# Your assignment
Among the entries, find the lines with the string "this" and report them.

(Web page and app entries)
= Beginning of Section =

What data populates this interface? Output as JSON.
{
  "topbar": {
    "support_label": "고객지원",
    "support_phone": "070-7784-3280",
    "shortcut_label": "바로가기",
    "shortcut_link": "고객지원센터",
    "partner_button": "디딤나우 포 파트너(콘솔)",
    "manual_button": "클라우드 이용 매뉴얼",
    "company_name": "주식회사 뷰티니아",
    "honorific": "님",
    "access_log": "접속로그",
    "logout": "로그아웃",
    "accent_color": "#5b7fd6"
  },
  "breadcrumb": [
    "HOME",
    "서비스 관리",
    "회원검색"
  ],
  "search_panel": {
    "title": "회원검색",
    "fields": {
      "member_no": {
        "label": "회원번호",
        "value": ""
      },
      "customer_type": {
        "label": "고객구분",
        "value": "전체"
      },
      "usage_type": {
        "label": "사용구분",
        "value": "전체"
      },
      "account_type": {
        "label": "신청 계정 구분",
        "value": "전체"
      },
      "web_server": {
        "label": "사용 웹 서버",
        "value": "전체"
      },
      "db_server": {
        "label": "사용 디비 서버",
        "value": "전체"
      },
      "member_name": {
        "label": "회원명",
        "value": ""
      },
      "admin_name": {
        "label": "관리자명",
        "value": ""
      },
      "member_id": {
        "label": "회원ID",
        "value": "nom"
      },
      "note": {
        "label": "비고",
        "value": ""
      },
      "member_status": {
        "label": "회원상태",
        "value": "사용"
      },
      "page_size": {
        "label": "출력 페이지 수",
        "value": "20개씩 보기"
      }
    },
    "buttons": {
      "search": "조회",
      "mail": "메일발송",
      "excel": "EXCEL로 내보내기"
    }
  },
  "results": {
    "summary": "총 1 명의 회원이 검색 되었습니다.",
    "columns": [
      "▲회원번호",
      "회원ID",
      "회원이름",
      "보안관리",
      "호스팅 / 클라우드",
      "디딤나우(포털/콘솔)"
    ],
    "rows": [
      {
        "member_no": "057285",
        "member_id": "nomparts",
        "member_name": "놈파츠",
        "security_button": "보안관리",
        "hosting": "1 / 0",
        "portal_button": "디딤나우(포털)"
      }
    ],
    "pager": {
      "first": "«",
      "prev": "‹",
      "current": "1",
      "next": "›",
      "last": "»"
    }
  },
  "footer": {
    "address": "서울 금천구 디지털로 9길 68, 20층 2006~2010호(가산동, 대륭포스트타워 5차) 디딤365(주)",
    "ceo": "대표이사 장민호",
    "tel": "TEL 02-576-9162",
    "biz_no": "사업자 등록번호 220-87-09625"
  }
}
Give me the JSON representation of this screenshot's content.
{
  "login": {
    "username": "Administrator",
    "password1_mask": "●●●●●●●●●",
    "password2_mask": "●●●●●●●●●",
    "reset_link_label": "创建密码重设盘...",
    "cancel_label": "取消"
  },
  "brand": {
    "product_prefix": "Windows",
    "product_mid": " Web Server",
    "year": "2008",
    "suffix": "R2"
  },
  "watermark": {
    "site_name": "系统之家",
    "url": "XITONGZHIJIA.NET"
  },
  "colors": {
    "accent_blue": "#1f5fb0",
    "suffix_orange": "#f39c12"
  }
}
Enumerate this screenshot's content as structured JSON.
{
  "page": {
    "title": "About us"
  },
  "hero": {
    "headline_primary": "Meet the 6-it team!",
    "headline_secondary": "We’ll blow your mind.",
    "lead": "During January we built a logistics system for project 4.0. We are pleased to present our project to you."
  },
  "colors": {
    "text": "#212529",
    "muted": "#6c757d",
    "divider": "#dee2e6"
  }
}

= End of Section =

# Written solution
What data populates this interface? Output as JSON.
Give me the JSON representation of this screenshot's content.
Enumerate this screenshot's content as structured JSON.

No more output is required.